# Aim of the task:
Find the word "text" in the listing; pull out each line holding it.

======== Data shown ========

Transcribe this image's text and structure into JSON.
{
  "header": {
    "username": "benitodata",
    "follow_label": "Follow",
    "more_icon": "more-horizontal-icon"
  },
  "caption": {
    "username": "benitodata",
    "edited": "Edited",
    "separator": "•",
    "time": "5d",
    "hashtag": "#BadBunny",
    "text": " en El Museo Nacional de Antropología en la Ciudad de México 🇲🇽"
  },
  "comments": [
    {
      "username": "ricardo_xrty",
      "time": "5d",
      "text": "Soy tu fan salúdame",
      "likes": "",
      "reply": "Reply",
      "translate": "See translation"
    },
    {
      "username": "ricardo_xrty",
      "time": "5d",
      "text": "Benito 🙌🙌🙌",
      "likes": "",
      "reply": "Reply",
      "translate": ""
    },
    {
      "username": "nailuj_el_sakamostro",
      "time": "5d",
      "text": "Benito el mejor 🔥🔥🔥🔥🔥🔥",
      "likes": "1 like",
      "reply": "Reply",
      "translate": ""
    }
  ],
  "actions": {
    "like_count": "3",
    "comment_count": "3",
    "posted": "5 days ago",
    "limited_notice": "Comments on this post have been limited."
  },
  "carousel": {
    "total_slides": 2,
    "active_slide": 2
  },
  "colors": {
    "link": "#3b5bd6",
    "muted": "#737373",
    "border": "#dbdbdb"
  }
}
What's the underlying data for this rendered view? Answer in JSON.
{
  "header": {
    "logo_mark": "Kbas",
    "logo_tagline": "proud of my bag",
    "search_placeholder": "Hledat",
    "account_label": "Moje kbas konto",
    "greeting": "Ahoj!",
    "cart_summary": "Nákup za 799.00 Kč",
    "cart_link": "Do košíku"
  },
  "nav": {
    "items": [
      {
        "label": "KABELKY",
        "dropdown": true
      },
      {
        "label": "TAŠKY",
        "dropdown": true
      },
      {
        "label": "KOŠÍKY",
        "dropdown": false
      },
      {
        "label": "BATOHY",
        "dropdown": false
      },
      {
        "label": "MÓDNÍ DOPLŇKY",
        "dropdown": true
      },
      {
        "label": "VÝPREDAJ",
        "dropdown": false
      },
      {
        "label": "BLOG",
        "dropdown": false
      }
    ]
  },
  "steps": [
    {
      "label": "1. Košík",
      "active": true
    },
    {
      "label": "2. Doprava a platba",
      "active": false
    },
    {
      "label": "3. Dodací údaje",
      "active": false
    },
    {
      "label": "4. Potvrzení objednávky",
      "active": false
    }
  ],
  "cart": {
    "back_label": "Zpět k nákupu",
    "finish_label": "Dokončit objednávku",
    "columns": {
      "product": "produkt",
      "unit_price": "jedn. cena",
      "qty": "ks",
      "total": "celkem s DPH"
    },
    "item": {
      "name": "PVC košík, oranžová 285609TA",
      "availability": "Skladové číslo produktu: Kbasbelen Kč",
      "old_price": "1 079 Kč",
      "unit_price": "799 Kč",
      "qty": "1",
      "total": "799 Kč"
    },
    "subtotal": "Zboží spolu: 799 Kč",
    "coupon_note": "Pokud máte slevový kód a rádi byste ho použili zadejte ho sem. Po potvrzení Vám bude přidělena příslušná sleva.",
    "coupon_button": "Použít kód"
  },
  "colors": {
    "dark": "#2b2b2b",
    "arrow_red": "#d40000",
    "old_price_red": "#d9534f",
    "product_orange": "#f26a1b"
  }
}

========

# Answer area:
Transcribe this image's text and structure into JSON.
    "text": " en El Museo Nacional de Antropología en la Ciudad de México 🇲🇽"
      "text": "Soy tu fan salúdame",
      "text": "Benito 🙌🙌🙌",
      "text": "Benito el mejor 🔥🔥🔥🔥🔥🔥",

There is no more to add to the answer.